:: Information supplied ::
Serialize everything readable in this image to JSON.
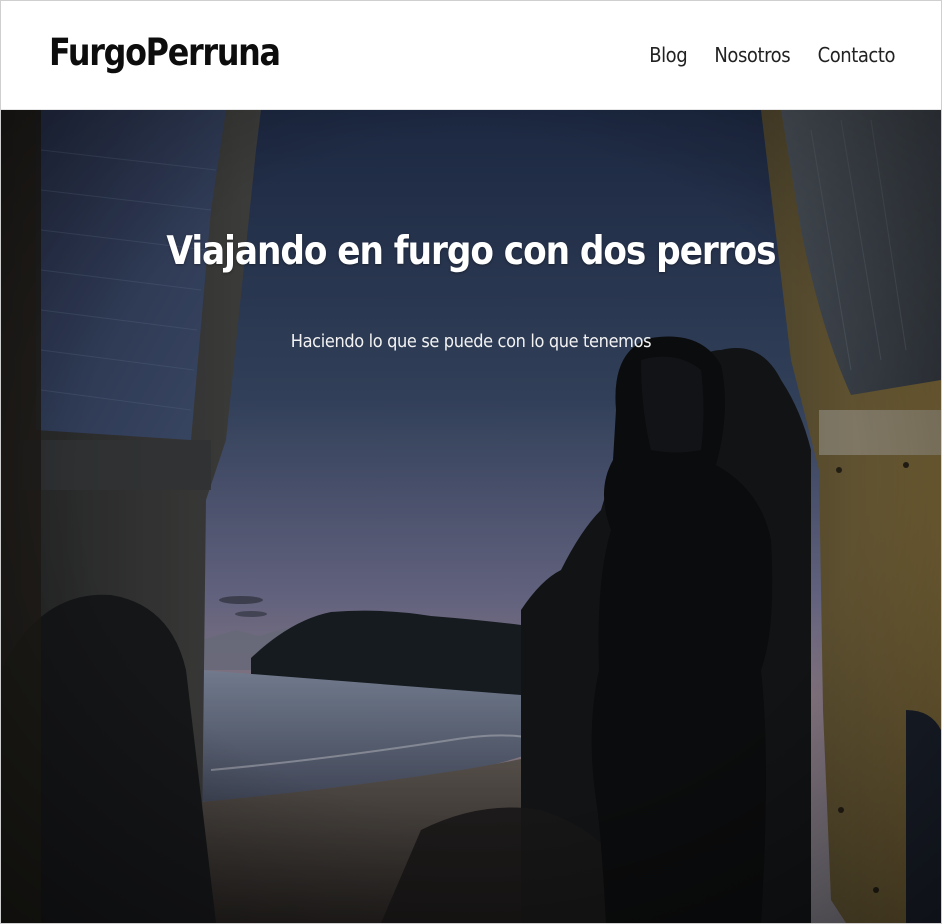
{
  "header": {
    "logo_text": "FurgoPerruna",
    "nav": [
      {
        "label": "Blog"
      },
      {
        "label": "Nosotros"
      },
      {
        "label": "Contacto"
      }
    ]
  },
  "hero": {
    "title": "Viajando en furgo con dos perros",
    "subtitle": "Haciendo lo que se puede con lo que tenemos",
    "background": "photo-van-doors-beach-sunset-person-in-hood"
  },
  "colors": {
    "header_bg": "#ffffff",
    "logo": "#0d0d0d",
    "nav_text": "#222222",
    "hero_text": "#ffffff",
    "sky_top": "#2c3c5c",
    "sky_bottom": "#9a8fa2"
  }
}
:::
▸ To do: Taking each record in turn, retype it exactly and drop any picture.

▸ Answer section:
Serialize everything readable in this image to JSON.
{
  "header": {
    "logo_text": "FurgoPerruna",
    "nav": [
      {
        "label": "Blog"
      },
      {
        "label": "Nosotros"
      },
      {
        "label": "Contacto"
      }
    ]
  },
  "hero": {
    "title": "Viajando en furgo con dos perros",
    "subtitle": "Haciendo lo que se puede con lo que tenemos",
    "background": "photo-van-doors-beach-sunset-person-in-hood"
  },
  "colors": {
    "header_bg": "#ffffff",
    "logo": "#0d0d0d",
    "nav_text": "#222222",
    "hero_text": "#ffffff",
    "sky_top": "#2c3c5c",
    "sky_bottom": "#9a8fa2"
  }
}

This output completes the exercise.